**** RECORD SET

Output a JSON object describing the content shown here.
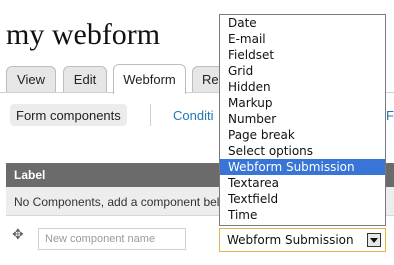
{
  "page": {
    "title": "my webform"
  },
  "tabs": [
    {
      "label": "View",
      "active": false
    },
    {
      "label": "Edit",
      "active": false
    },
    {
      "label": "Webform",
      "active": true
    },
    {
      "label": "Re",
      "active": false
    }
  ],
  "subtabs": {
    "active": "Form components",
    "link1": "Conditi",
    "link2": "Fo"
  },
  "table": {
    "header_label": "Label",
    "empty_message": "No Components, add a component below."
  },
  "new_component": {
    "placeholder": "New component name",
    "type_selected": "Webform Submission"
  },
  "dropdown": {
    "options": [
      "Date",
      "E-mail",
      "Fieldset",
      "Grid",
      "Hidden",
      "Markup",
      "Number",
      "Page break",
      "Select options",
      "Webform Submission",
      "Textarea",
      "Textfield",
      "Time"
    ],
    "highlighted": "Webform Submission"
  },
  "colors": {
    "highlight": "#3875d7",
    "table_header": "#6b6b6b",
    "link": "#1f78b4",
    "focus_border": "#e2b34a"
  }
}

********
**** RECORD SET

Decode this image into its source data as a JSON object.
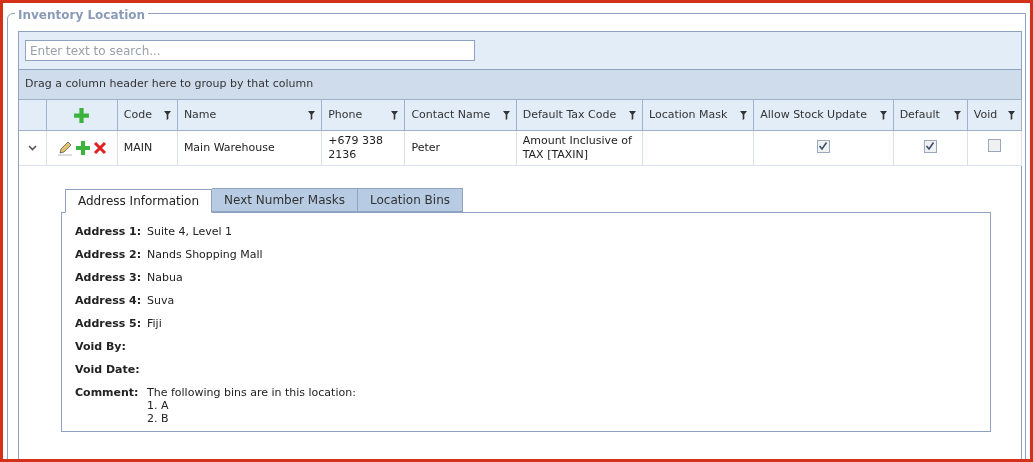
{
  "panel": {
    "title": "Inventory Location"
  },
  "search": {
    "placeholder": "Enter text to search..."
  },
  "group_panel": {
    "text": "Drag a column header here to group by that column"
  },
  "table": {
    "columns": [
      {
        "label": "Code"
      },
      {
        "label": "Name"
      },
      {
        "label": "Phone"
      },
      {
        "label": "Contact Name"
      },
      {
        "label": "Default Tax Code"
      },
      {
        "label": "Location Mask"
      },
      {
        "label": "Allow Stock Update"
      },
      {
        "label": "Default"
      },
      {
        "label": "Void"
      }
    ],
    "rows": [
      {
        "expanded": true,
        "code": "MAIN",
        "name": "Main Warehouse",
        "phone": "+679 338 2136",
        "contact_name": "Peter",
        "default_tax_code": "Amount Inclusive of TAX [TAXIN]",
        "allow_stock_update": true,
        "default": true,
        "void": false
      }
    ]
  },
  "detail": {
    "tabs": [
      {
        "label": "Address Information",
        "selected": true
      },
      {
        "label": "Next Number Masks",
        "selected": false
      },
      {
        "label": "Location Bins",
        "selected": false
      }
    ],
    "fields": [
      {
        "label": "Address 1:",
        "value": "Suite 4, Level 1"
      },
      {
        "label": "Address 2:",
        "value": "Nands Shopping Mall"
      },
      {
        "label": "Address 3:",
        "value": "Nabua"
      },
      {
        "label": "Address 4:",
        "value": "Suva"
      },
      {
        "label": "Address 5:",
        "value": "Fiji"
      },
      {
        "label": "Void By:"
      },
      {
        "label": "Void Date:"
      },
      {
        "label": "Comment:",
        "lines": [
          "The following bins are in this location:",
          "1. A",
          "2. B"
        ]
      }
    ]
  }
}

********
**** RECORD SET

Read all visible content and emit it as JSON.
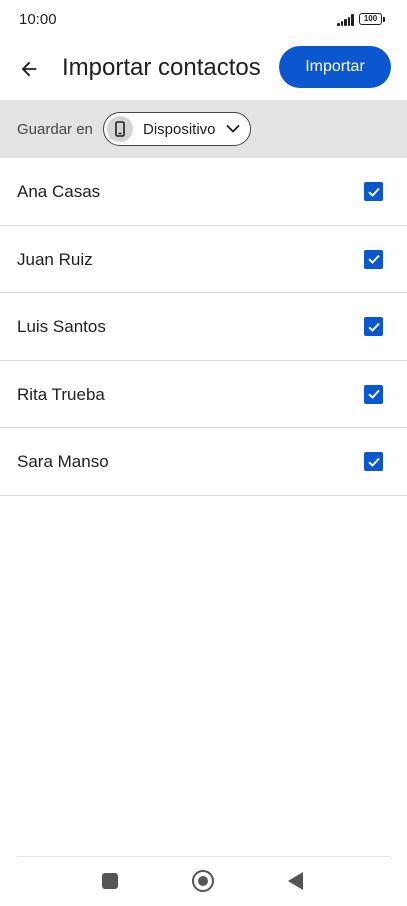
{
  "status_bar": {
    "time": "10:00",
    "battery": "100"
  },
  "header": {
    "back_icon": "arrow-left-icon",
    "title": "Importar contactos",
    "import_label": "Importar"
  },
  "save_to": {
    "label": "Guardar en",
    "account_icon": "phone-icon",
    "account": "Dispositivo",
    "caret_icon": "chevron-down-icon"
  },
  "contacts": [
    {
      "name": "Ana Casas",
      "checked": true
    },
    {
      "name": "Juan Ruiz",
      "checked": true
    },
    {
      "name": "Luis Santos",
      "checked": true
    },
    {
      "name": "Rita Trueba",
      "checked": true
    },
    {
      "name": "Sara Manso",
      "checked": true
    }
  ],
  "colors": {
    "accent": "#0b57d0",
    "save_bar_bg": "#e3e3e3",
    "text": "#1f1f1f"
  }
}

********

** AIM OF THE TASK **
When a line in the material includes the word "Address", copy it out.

** WRITTEN RESPONSE **
        "label": "Address Information",
        "label": "Address 1:",
        "label": "Address 2:",
        "label": "Address 3:",
        "label": "Address 4:",
        "label": "Address 5:",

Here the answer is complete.